Ball clay had been extracted in Purbeck since the 16th century, but it was the beginning of the 19th century that saw the start of serious exploitation.
Benjamin Fayle built Dorset’s first railway in 1806 to transport his clay to the coast, and over time this developed into a network of very individual narrow gauge railways that lasted into the 1990s.
This book is a triumph of local knowledge and meticulous research by a writer with a life-long interest in, and enthusiasm for, the Purbeck clay industry.
The introduction is the best essay on the ball-clay industry I have read, and it is followed by a detailed and extremely well-illustrated history of the tramways and light railways that served it, with many hitherto unpublished photographs, maps, plans and drawings.

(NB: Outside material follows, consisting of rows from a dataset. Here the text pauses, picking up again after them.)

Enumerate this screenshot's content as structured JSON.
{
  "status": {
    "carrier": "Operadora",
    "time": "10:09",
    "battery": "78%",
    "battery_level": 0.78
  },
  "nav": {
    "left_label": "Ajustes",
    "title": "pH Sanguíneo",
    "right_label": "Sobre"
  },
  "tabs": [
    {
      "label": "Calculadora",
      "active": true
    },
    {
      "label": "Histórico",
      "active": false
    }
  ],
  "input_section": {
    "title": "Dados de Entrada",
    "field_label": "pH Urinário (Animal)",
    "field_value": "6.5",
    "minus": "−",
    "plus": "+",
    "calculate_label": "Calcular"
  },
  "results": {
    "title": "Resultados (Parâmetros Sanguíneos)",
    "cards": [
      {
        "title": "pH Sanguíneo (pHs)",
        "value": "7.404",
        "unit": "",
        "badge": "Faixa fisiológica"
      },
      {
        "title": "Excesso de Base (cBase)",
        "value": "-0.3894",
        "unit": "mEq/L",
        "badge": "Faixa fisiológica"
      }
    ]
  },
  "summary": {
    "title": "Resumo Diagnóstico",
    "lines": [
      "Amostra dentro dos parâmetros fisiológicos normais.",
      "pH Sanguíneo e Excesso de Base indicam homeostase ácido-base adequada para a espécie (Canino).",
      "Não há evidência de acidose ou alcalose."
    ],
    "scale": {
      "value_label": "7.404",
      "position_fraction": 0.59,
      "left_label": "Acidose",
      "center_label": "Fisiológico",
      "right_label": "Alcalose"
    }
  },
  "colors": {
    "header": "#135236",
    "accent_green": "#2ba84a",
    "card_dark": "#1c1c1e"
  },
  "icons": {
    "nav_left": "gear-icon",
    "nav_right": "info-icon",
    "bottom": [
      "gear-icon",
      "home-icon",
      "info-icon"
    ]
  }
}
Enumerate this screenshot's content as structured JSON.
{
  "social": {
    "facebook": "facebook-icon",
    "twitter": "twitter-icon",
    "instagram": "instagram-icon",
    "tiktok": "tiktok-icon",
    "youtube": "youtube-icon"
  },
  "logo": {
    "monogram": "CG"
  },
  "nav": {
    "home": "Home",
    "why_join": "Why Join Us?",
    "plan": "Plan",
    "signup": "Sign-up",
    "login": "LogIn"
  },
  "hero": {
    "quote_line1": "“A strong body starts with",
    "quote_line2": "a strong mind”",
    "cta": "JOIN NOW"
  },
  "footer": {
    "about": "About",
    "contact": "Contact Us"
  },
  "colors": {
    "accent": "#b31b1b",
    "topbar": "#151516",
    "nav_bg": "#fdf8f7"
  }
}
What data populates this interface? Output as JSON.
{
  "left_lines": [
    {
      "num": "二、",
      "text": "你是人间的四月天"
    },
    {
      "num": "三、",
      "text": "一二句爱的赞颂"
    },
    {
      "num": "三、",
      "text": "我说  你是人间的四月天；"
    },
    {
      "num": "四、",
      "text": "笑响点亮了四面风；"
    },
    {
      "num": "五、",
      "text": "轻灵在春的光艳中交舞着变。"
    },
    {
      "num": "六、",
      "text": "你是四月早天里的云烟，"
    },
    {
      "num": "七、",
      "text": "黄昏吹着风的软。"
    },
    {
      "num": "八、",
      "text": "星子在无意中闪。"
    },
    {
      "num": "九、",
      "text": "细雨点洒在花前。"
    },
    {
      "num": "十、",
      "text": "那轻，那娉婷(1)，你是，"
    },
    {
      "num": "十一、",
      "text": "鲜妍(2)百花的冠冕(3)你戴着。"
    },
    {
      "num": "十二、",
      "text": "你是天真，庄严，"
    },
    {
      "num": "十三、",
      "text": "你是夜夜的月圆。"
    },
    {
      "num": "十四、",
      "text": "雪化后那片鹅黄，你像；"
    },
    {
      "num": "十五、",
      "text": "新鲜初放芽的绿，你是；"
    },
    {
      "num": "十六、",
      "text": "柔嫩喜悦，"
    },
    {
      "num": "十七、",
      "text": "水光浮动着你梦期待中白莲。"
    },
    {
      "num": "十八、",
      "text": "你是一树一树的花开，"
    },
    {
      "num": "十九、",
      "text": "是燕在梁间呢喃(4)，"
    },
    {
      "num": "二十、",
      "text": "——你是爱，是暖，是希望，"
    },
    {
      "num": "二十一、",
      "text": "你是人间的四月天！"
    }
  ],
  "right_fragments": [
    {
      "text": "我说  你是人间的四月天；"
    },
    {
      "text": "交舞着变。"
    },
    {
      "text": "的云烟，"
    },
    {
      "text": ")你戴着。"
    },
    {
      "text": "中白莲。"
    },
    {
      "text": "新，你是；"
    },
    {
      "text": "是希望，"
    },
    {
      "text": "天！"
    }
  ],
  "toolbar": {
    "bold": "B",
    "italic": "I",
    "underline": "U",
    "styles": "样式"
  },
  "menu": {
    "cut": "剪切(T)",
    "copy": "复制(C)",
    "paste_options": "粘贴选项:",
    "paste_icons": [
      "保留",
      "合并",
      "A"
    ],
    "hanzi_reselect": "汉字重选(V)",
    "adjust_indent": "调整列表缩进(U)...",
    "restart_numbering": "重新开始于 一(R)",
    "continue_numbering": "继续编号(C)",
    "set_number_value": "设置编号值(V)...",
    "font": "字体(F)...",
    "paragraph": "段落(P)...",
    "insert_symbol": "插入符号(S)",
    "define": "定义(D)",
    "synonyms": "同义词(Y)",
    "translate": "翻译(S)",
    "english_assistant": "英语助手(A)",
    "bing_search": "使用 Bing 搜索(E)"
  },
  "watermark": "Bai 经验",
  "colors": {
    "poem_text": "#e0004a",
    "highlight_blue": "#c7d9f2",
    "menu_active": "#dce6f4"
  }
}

The author includes social history too, with accounts of children from Goathorn and Newton travelling to school at Studland in converted clay wagons, and of the miners themselves working at the clay face.
This is a superb book which would make a great Christmas present for anyone interested in railways, industrial archaeology, or the Dorset’s social and industrial heritage.
Fayle’s Tramways by Chris Legg – Clay mining in Purbeck; 200 years, six different gauges.
ISBN 978 0 906294 796
Twelveheads Press, hardback, £28